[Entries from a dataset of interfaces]

◇ ◇ ◇

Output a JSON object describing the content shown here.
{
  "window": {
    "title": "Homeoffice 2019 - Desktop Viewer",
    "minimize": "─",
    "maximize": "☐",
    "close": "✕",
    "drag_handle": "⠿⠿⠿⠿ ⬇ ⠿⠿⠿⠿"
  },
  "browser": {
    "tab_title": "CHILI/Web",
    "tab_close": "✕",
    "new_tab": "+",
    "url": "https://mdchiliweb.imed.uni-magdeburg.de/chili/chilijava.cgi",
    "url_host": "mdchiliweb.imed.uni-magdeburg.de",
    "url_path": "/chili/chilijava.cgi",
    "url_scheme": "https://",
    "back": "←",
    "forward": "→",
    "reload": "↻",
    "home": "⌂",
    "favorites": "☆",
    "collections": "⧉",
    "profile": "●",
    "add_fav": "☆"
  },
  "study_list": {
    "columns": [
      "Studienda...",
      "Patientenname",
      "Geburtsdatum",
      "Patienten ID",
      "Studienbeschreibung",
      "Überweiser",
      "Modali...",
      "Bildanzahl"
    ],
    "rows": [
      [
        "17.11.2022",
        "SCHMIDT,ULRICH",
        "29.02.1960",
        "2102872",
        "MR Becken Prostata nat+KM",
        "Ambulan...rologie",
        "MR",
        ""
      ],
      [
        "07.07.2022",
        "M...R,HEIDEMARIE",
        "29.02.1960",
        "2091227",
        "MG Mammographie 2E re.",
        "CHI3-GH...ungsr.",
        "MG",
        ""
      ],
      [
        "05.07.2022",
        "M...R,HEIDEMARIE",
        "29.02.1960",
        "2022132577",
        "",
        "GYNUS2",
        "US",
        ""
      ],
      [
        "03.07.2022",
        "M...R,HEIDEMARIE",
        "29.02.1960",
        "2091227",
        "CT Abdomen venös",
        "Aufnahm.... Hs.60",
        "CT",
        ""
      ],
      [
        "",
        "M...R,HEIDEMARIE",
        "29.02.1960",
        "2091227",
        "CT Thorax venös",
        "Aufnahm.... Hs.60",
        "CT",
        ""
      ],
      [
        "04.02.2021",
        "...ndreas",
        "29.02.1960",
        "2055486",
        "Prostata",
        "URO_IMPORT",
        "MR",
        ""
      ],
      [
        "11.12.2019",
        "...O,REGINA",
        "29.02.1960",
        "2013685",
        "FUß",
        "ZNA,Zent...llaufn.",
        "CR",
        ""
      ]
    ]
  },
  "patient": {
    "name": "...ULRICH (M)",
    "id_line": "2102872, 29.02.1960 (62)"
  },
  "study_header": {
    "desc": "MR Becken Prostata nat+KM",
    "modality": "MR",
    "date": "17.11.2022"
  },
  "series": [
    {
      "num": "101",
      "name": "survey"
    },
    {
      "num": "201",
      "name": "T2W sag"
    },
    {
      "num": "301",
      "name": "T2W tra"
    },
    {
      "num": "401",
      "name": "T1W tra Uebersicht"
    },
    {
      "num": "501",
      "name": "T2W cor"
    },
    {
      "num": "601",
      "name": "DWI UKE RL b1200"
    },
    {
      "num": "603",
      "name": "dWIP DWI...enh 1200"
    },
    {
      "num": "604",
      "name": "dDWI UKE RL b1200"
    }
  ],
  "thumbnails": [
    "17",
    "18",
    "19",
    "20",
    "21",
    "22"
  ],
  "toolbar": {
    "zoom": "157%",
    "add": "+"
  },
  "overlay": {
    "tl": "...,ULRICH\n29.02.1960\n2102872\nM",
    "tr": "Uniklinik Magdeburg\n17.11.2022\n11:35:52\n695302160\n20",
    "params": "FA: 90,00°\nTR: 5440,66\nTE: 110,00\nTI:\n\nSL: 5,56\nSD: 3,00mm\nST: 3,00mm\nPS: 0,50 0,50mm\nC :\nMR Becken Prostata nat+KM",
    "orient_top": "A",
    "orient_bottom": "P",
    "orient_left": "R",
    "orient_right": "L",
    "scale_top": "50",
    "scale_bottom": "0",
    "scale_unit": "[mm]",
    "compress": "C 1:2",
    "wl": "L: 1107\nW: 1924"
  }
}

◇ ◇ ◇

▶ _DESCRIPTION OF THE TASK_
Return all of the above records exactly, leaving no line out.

▶ _ANSWER SPACE_
Output a JSON object describing the content shown here.
{
  "window": {
    "title": "Homeoffice 2019 - Desktop Viewer",
    "minimize": "─",
    "maximize": "☐",
    "close": "✕",
    "drag_handle": "⠿⠿⠿⠿ ⬇ ⠿⠿⠿⠿"
  },
  "browser": {
    "tab_title": "CHILI/Web",
    "tab_close": "✕",
    "new_tab": "+",
    "url": "https://mdchiliweb.imed.uni-magdeburg.de/chili/chilijava.cgi",
    "url_host": "mdchiliweb.imed.uni-magdeburg.de",
    "url_path": "/chili/chilijava.cgi",
    "url_scheme": "https://",
    "back": "←",
    "forward": "→",
    "reload": "↻",
    "home": "⌂",
    "favorites": "☆",
    "collections": "⧉",
    "profile": "●",
    "add_fav": "☆"
  },
  "study_list": {
    "columns": [
      "Studienda...",
      "Patientenname",
      "Geburtsdatum",
      "Patienten ID",
      "Studienbeschreibung",
      "Überweiser",
      "Modali...",
      "Bildanzahl"
    ],
    "rows": [
      [
        "17.11.2022",
        "SCHMIDT,ULRICH",
        "29.02.1960",
        "2102872",
        "MR Becken Prostata nat+KM",
        "Ambulan...rologie",
        "MR",
        ""
      ],
      [
        "07.07.2022",
        "M...R,HEIDEMARIE",
        "29.02.1960",
        "2091227",
        "MG Mammographie 2E re.",
        "CHI3-GH...ungsr.",
        "MG",
        ""
      ],
      [
        "05.07.2022",
        "M...R,HEIDEMARIE",
        "29.02.1960",
        "2022132577",
        "",
        "GYNUS2",
        "US",
        ""
      ],
      [
        "03.07.2022",
        "M...R,HEIDEMARIE",
        "29.02.1960",
        "2091227",
        "CT Abdomen venös",
        "Aufnahm.... Hs.60",
        "CT",
        ""
      ],
      [
        "",
        "M...R,HEIDEMARIE",
        "29.02.1960",
        "2091227",
        "CT Thorax venös",
        "Aufnahm.... Hs.60",
        "CT",
        ""
      ],
      [
        "04.02.2021",
        "...ndreas",
        "29.02.1960",
        "2055486",
        "Prostata",
        "URO_IMPORT",
        "MR",
        ""
      ],
      [
        "11.12.2019",
        "...O,REGINA",
        "29.02.1960",
        "2013685",
        "FUß",
        "ZNA,Zent...llaufn.",
        "CR",
        ""
      ]
    ]
  },
  "patient": {
    "name": "...ULRICH (M)",
    "id_line": "2102872, 29.02.1960 (62)"
  },
  "study_header": {
    "desc": "MR Becken Prostata nat+KM",
    "modality": "MR",
    "date": "17.11.2022"
  },
  "series": [
    {
      "num": "101",
      "name": "survey"
    },
    {
      "num": "201",
      "name": "T2W sag"
    },
    {
      "num": "301",
      "name": "T2W tra"
    },
    {
      "num": "401",
      "name": "T1W tra Uebersicht"
    },
    {
      "num": "501",
      "name": "T2W cor"
    },
    {
      "num": "601",
      "name": "DWI UKE RL b1200"
    },
    {
      "num": "603",
      "name": "dWIP DWI...enh 1200"
    },
    {
      "num": "604",
      "name": "dDWI UKE RL b1200"
    }
  ],
  "thumbnails": [
    "17",
    "18",
    "19",
    "20",
    "21",
    "22"
  ],
  "toolbar": {
    "zoom": "157%",
    "add": "+"
  },
  "overlay": {
    "tl": "...,ULRICH\n29.02.1960\n2102872\nM",
    "tr": "Uniklinik Magdeburg\n17.11.2022\n11:35:52\n695302160\n20",
    "params": "FA: 90,00°\nTR: 5440,66\nTE: 110,00\nTI:\n\nSL: 5,56\nSD: 3,00mm\nST: 3,00mm\nPS: 0,50 0,50mm\nC :\nMR Becken Prostata nat+KM",
    "orient_top": "A",
    "orient_bottom": "P",
    "orient_left": "R",
    "orient_right": "L",
    "scale_top": "50",
    "scale_bottom": "0",
    "scale_unit": "[mm]",
    "compress": "C 1:2",
    "wl": "L: 1107\nW: 1924"
  }
}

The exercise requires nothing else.